A national group is threatening to sue the University of Minnesota for limiting access to a popular conservative speaker, Ben Shapiro, who was barred from several large campus venues out of security concerns.

The Young America’s Foundation says the U has imposed unconstitutional restrictions on Shapiro’s scheduled Monday speech — and exiled him to what it calls the “cow campus” in St. Paul — because of his conservative views.

“Clearly they’re treating conservatives as second-class students,” Spencer Brown, a spokesman for the foundation in Reston, Va., said Wednesday.

Shapiro, a 34-year-old conservative icon who has drawn protests around the country, is scheduled to speak at 7 p.m. Monday at the St. Paul Student Center, a 400-seat venue. The university rejected requests by a student group, Students for a Conservative Voice, to reserve a larger space on the Minneapolis campus, saying the potential sites were unavailable or too difficult to safeguard.

The foundation, which helps promote and fund Shapiro’s speaking tour, accused the U of caving in to the threat of protests. The university, it wrote, is “trampling the rights of individual students to appease the demands of the intolerant majority.”

In a Feb. 20 letter, the foundation notified the U that it is ready to file suit if it doesn’t change course. “We demand that the University of Minnesota respect the First Amendment rights of all its students, regardless of viewpoint, by allowing Ben Shapiro to speak at Willey Hall,” an 800-seat venue on the Minneapolis campus, the letter said.

Brown said that free tickets for Shapiro’s speech were claimed within 24 hours and that hundreds of people are on a waiting list. “A lot of students won’t have the opportunity to hear him because the university has chosen to treat conservative students this way,” he said.

At the same time, he said Shapiro’s talk will be live-streamed on the Young America’s Foundation website and YouTube channel.

Shapiro, a former Breitbart editor who is now editor-in-chief of the Daily Wire, has been attacked by both the left and right for his views.

U officials say that they have worked closely with the student sponsors to find an appropriate venue for Shapiro. They ruled out Willey Hall, according to e-mail communications, because its “access from the skyway” complicated security measures.

“The students fully participated in the selection of the St. Paul Student Center and voiced no protest to either the University of Minnesota Police Department or the Office of Student Affairs when the site was selected,” the U said in a written statement Wednesday. “The University has maintained its commitment to free speech while protecting our students, our employees, the speaker, and our property.”

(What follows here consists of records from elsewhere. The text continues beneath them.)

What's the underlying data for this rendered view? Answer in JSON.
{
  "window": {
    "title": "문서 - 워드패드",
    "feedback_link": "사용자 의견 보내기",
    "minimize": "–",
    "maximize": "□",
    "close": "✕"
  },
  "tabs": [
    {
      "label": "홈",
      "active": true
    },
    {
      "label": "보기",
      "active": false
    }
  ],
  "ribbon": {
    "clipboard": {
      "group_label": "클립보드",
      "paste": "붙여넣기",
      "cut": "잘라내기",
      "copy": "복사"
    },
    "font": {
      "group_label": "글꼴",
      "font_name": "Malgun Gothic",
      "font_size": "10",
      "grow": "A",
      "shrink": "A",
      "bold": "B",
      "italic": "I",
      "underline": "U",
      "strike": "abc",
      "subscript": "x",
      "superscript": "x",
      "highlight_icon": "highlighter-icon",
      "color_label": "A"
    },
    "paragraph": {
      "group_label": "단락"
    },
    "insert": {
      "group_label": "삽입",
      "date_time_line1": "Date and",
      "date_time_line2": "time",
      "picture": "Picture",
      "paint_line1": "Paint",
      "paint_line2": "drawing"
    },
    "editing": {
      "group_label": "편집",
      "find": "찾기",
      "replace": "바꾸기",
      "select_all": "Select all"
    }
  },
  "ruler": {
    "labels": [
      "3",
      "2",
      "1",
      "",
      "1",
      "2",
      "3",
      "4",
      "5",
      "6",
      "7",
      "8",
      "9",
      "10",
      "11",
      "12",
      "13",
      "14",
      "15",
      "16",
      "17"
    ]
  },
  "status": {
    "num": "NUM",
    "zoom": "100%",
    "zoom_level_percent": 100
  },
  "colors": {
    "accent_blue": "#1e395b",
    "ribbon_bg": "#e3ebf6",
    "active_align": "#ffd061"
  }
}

Brown dismissed the university’s argument, noting that it has routinely hosted other prominent speakers on the Minneapolis campus. “For them to say it’s unsafe for one man to speak for an hour ... is just frankly unbelievable,” he said.